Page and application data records
════════════════════
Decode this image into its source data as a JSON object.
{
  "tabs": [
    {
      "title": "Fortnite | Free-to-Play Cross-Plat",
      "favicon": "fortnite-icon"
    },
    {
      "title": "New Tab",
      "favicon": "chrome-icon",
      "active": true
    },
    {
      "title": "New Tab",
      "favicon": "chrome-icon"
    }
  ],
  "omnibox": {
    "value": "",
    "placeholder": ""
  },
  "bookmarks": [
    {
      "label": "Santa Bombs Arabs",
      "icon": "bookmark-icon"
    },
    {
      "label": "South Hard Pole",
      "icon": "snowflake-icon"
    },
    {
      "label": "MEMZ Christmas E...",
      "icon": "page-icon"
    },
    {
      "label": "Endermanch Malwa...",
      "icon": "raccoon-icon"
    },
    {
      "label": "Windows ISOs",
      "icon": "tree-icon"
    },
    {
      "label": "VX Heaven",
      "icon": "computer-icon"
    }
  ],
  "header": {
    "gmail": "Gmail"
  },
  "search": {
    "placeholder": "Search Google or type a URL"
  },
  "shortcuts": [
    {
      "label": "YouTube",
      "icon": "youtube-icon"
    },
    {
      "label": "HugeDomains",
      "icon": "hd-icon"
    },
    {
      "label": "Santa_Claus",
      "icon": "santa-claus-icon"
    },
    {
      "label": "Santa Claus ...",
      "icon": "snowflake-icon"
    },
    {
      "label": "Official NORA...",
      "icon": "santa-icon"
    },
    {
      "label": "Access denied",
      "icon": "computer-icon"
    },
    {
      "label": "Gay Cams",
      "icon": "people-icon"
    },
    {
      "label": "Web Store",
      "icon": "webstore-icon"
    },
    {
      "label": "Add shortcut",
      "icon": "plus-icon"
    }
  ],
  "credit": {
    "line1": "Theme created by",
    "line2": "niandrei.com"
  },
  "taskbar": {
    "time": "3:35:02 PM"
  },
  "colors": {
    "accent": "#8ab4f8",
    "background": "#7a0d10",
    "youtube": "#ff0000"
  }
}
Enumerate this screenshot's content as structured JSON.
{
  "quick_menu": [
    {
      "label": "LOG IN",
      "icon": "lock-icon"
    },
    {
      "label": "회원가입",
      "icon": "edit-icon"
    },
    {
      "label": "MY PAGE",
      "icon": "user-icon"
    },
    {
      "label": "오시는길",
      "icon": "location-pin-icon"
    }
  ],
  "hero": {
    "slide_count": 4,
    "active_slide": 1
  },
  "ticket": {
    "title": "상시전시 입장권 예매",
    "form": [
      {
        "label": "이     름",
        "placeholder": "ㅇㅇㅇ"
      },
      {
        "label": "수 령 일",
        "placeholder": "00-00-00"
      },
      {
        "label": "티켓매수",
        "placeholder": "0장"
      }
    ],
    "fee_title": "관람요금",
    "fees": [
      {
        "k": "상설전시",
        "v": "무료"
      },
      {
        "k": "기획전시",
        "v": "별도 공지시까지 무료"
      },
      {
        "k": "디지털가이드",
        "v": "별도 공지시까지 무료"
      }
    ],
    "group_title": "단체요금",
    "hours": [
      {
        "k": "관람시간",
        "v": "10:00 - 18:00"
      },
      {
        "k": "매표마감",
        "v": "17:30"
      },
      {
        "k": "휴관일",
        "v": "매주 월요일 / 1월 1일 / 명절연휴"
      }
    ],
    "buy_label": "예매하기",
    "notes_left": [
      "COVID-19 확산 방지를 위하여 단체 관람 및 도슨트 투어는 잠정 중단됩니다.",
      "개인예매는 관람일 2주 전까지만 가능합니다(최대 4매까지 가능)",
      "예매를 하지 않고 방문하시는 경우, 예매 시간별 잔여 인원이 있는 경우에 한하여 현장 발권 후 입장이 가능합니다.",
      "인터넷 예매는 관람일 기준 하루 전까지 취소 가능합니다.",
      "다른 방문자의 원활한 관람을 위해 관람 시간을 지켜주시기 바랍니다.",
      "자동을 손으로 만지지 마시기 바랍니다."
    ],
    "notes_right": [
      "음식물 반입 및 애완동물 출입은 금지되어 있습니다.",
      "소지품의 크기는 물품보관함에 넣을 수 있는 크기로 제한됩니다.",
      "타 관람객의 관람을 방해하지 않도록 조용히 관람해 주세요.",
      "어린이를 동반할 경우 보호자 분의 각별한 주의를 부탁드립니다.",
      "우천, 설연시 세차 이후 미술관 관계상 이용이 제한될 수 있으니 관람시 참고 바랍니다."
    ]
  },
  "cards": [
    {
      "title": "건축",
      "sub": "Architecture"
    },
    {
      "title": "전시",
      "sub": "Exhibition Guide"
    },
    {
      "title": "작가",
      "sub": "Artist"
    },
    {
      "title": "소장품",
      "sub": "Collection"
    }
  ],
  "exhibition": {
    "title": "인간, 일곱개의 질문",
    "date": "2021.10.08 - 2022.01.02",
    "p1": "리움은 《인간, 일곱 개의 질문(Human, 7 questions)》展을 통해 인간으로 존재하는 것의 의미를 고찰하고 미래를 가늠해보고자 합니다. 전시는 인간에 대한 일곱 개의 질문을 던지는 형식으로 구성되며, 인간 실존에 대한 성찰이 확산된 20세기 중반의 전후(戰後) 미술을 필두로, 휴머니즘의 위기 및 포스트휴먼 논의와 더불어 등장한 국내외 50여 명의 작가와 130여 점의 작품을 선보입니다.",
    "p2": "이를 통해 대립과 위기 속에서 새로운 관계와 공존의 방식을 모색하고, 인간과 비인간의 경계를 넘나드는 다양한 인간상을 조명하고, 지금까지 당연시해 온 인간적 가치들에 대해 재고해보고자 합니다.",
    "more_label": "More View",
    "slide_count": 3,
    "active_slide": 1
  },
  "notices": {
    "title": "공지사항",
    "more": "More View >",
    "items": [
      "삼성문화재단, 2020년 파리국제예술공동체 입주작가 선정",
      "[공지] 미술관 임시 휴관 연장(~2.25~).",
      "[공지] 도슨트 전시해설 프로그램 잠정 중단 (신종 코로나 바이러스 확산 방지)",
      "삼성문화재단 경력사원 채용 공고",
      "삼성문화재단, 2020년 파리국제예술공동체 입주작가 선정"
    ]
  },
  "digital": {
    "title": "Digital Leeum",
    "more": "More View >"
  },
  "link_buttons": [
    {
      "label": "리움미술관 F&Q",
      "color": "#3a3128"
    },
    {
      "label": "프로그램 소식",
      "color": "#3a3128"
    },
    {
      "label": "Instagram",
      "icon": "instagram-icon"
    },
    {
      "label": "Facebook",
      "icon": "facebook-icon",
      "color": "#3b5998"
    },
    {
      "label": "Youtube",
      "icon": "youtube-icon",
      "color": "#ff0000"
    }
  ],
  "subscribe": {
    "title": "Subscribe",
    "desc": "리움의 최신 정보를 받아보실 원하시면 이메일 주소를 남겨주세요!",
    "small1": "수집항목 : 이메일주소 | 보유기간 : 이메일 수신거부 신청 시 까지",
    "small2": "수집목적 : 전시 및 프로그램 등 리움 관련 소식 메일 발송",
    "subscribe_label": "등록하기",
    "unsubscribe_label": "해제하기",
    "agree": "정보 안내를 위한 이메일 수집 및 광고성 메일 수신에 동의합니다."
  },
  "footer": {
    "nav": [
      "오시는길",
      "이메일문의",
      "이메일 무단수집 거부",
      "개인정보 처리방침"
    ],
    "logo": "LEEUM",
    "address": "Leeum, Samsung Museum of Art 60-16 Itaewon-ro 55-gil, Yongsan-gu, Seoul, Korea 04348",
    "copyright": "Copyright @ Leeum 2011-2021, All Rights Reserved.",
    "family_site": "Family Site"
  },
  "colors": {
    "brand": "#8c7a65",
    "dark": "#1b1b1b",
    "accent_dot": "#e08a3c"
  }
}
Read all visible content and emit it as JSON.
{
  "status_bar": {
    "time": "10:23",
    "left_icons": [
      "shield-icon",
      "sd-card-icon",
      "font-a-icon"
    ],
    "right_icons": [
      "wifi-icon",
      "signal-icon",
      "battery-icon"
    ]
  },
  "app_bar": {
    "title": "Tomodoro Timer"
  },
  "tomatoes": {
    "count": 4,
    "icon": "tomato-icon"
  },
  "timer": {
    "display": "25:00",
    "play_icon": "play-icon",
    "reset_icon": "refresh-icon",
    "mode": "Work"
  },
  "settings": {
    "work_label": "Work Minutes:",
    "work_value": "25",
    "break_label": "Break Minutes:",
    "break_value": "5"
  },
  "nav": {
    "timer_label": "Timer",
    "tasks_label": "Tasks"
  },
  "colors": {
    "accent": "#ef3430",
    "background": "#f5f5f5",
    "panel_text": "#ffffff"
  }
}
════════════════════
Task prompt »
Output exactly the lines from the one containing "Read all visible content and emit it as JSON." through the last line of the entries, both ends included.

Answer area »
Read all visible content and emit it as JSON.
{
  "status_bar": {
    "time": "10:23",
    "left_icons": [
      "shield-icon",
      "sd-card-icon",
      "font-a-icon"
    ],
    "right_icons": [
      "wifi-icon",
      "signal-icon",
      "battery-icon"
    ]
  },
  "app_bar": {
    "title": "Tomodoro Timer"
  },
  "tomatoes": {
    "count": 4,
    "icon": "tomato-icon"
  },
  "timer": {
    "display": "25:00",
    "play_icon": "play-icon",
    "reset_icon": "refresh-icon",
    "mode": "Work"
  },
  "settings": {
    "work_label": "Work Minutes:",
    "work_value": "25",
    "break_label": "Break Minutes:",
    "break_value": "5"
  },
  "nav": {
    "timer_label": "Timer",
    "tasks_label": "Tasks"
  },
  "colors": {
    "accent": "#ef3430",
    "background": "#f5f5f5",
    "panel_text": "#ffffff"
  }
}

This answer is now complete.